Monthly Archives: February 2009


Not so long ago, I asked my first employer if they were still using the Unit Testing framework I developed for them while I was still in University. It was simple, with lots of hardcoded stuff and not very professional, but it worked perfectly for the needs in that moment. They told me they were not really using it, so I asked them to make it Free Software and they agreed.

A couple of weeks ago, ARTE was released licensed under the GPLv3+ license, fully copyrighted by Panda Security S.L..

I now started to improve ARTE, with better documentation and based on GLib library. ARTE is hosted in SourceForge, and you can download the first stable release here.


Having fun with an A380

So imagine that you are a pilot of small aeroplanes. Really small ones, like the ones for two people with propellers. You have piloted that aeroplane tons of times.

One day, you find yourself in a holiday trip flying in a big A380, and both main pilots get ill and can’t pilot the aircraft. You are an experienced pilot of small aeroplanes, so you decide to pilot the huge A380 yourself.

Now, what do you do?

  1. Ask for help to the people in the airport to guide you with the aeroplane details and how to pilot it
  2. RTFM, even if you know it may take some time to learn it
  3. Fuck everything! You are a pilot! You have done it tons of times! This big A380 shouldn’t be too different, right?

Oh, alright, you chose last option, hum? Then, as it is normal, your experience with the small aeroplanes has nothing to do with the A380. Even if at the end the result is the same (an aeroplane flies), they are different in nature.
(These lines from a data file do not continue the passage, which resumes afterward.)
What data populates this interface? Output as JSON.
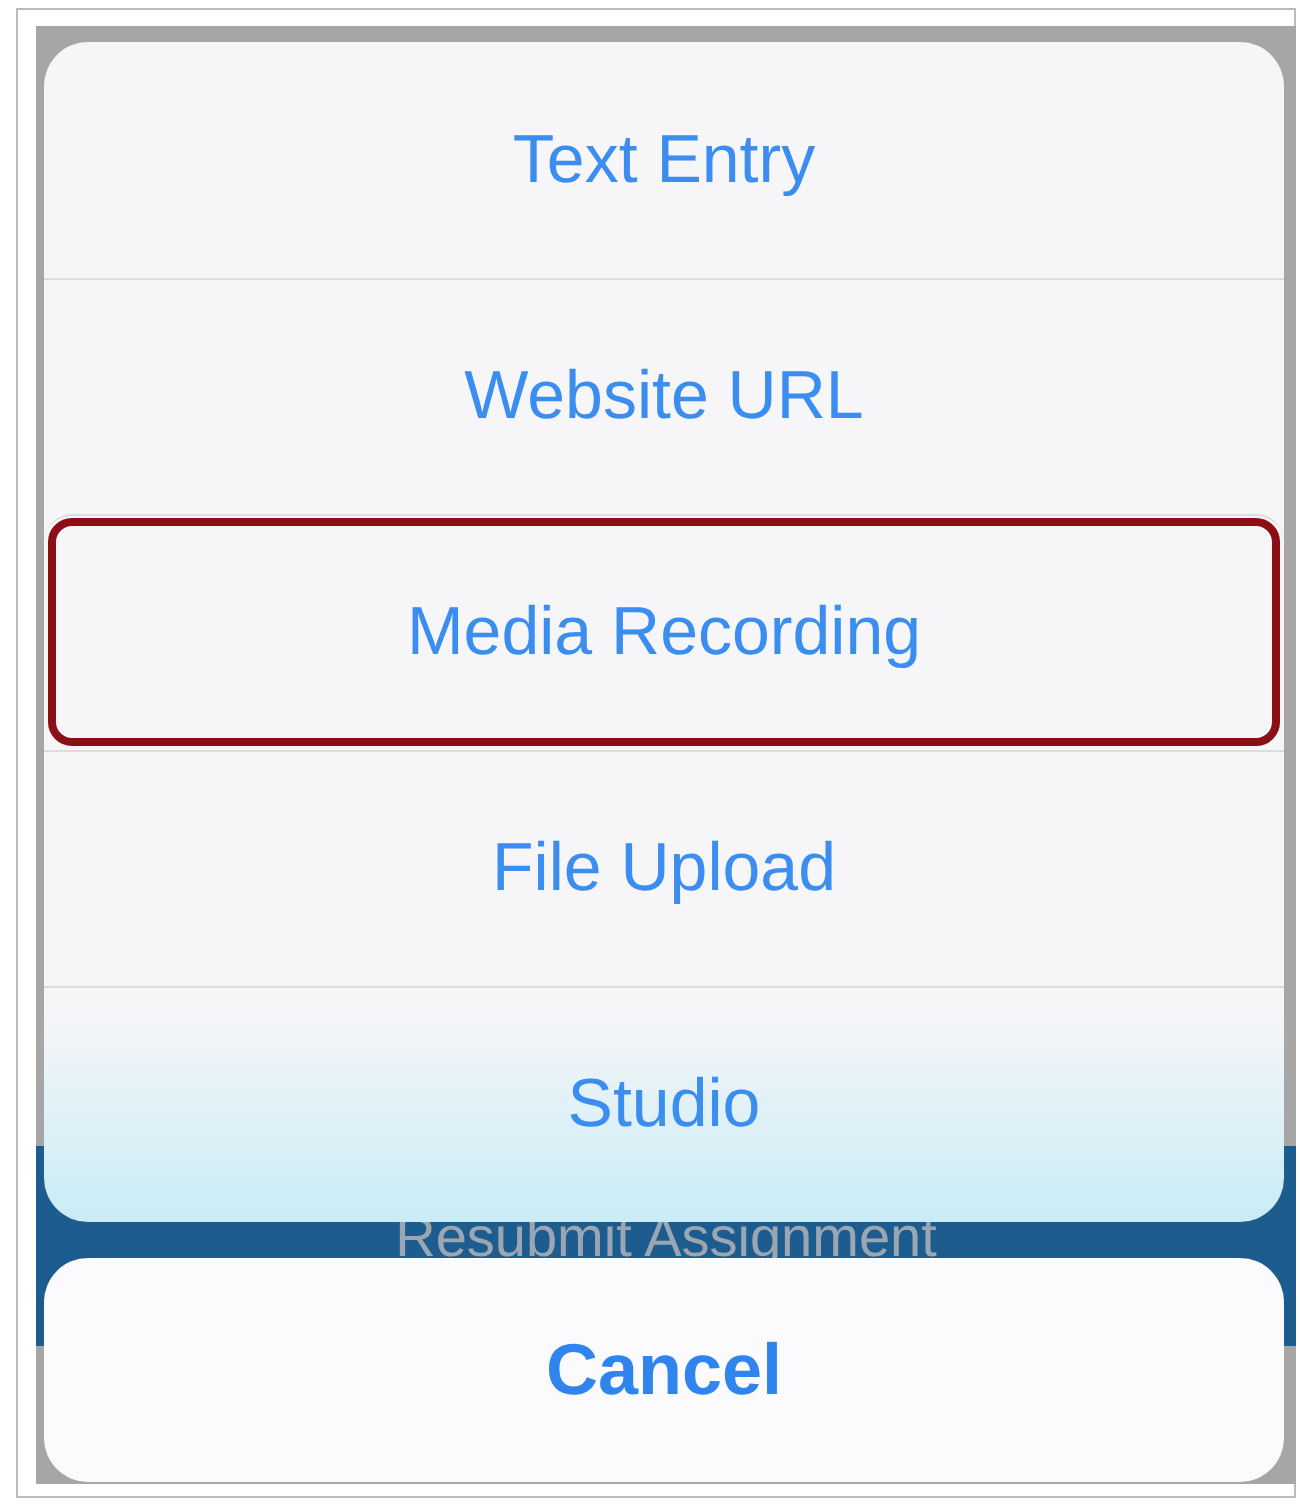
{
  "background": {
    "button_label": "Resubmit Assignment"
  },
  "action_sheet": {
    "options": [
      {
        "label": "Text Entry",
        "highlighted": false
      },
      {
        "label": "Website URL",
        "highlighted": false
      },
      {
        "label": "Media Recording",
        "highlighted": true
      },
      {
        "label": "File Upload",
        "highlighted": false
      },
      {
        "label": "Studio",
        "highlighted": false
      }
    ],
    "cancel": "Cancel"
  }
}
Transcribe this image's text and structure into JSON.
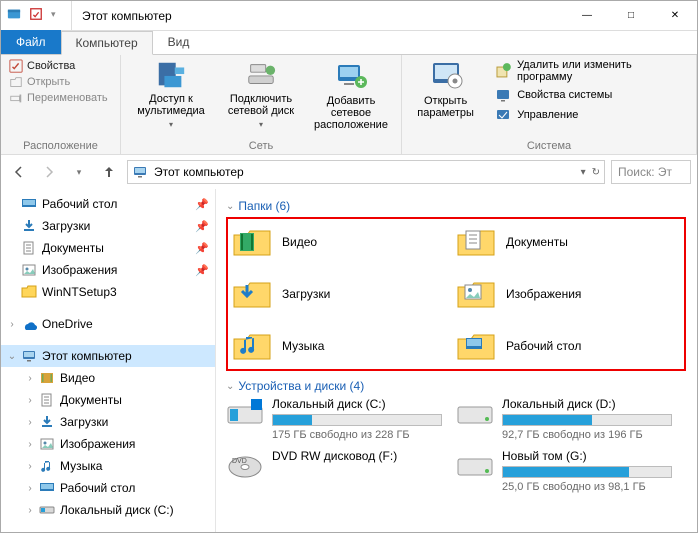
{
  "titlebar": {
    "title": "Этот компьютер"
  },
  "win_controls": {
    "min": "—",
    "max": "□",
    "close": "✕"
  },
  "tabs": {
    "file": "Файл",
    "computer": "Компьютер",
    "view": "Вид"
  },
  "ribbon": {
    "location": {
      "label": "Расположение",
      "properties": "Свойства",
      "open": "Открыть",
      "rename": "Переименовать"
    },
    "network": {
      "label": "Сеть",
      "media": "Доступ к мультимедиа",
      "mapdrive": "Подключить сетевой диск",
      "addloc": "Добавить сетевое расположение"
    },
    "sys": {
      "settings": "Открыть параметры",
      "uninstall": "Удалить или изменить программу",
      "props": "Свойства системы",
      "mgmt": "Управление",
      "label": "Система"
    }
  },
  "address": {
    "path": "Этот компьютер",
    "search_placeholder": "Поиск: Эт"
  },
  "nav": {
    "desktop": "Рабочий стол",
    "downloads": "Загрузки",
    "documents": "Документы",
    "pictures": "Изображения",
    "winnt": "WinNTSetup3",
    "onedrive": "OneDrive",
    "thispc": "Этот компьютер",
    "video": "Видео",
    "docs2": "Документы",
    "dl2": "Загрузки",
    "pics2": "Изображения",
    "music2": "Музыка",
    "desk2": "Рабочий стол",
    "drive_c": "Локальный диск (C:)"
  },
  "content": {
    "folders_header": "Папки (6)",
    "drives_header": "Устройства и диски (4)",
    "folders": {
      "video": "Видео",
      "documents": "Документы",
      "downloads": "Загрузки",
      "pictures": "Изображения",
      "music": "Музыка",
      "desktop": "Рабочий стол"
    },
    "drives": {
      "c": {
        "name": "Локальный диск (C:)",
        "free": "175 ГБ свободно из 228 ГБ",
        "used_pct": 23
      },
      "d": {
        "name": "Локальный диск (D:)",
        "free": "92,7 ГБ свободно из 196 ГБ",
        "used_pct": 53
      },
      "f": {
        "name": "DVD RW дисковод (F:)",
        "free": ""
      },
      "g": {
        "name": "Новый том (G:)",
        "free": "25,0 ГБ свободно из 98,1 ГБ",
        "used_pct": 75
      }
    }
  }
}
Engines are different, power is different, size is different, everything is different. So the plane starts to go down, and you continue trying different things… you press this button, then that one, oh shit… it’s going down… then you push that lever, nothing, oh maybe that red button there…
Shit it doesn’t work! Do I have a manual? Oh yes, there it is… ok… where is the chapter “how to start the propellers”? Humm.. where is it? Humm… Can’t find it!!! How is this possible! There is no chapter where it explains how to start the propellers!!?

Nice, so you realized it doesn’t work the way you thought it should (A380 doesn’t have propellers, among others). Again, what do you do?

  1. Ask for help to the people in the airport to guide you with the aeroplane details and how to pilot it
  2. RTFM carefully, not only looking for the chapter explaining how to start the propellers, as you already noticed that maybe the A380 doesn’t have propellers
  3. Blame every engineer who built the aircraft
  4. Blame not only every engineer who built it, but also the one who wrote the manual
  5. Blame every engineer who built it, the one who wrote the manual AND also say that your small aeroplane is also much much better than this A380 you don’t understand

How will this end? Of course, not well.

What’s the moral in this? If you don’t know how to do something, even if you think you know it, better ask someone or read the manual carefully.

Now, why this post? Because of this one: Having fun with bzr

And yes I know that Git is not a small aeroplane and neither GNU Bazaar a huge A380. But no one can say that Git is easier to understand than Bazaar. You just need to understand that even if both are Distributed VCS, their way to work is different, their interface is different… in a brief, they are completely different VCS.

P.S.: The command you were looking for so desperately was “branch”, neither “get” nor “waldo” nor any other thing. A380 doesn’t have propellers! Don’t look for how to start them in the manual!

P.P.S.: Also, the URL of the repository you were using was probably not the good one: doesn’t exist (404 Not Found). A good choice would have been to go to an upper directory and look for the existing URLs…

Debian 5.0 “lenny” is now stable

Some of you may be used to the every 6-months release of a new stable version of Ubuntu GNU/Linux [1]. That’s quite a hard strategy to follow, as it seems that the important thing is to have the release out, even if not as perfect as desired. I see this approach as coming from the world of proprietary software companies, where the important thing is to reach the release date no matter what, so that the commercial department doesn’t need to re-print the leaflets or re-design the web page to change the release date of the product. This can lead into very very wrong decisions and situations: for example, shipping KDE4 in Kubuntu 8.10 even if the release of KDE4 shipped was lacking of lots of things (and then we have to read things like these [2] to justify the decision!!).

Debian GNU/Linux [3] uses a complete different approach. There are always 3 main version of Debian available at any time: stable, testing and unstable [4]. The stable version contains what the developers consider is a real stable version. The testing version contains usually latest releases of the upstream packages, and this version will be the one converting itself into stable in the next step. The unstable release contains all the testing-pending packages submitted by the Debian developers. In this approach, you always know that stability is assured in every stable release of Debian.

Lenny, from Toy Story

Lenny, from Toy Story

This is the main reason why a new stable version of Debian, like the Debian 5.0 codenamed lenny [5] is always a special event: it happens only when it must happen, and never before.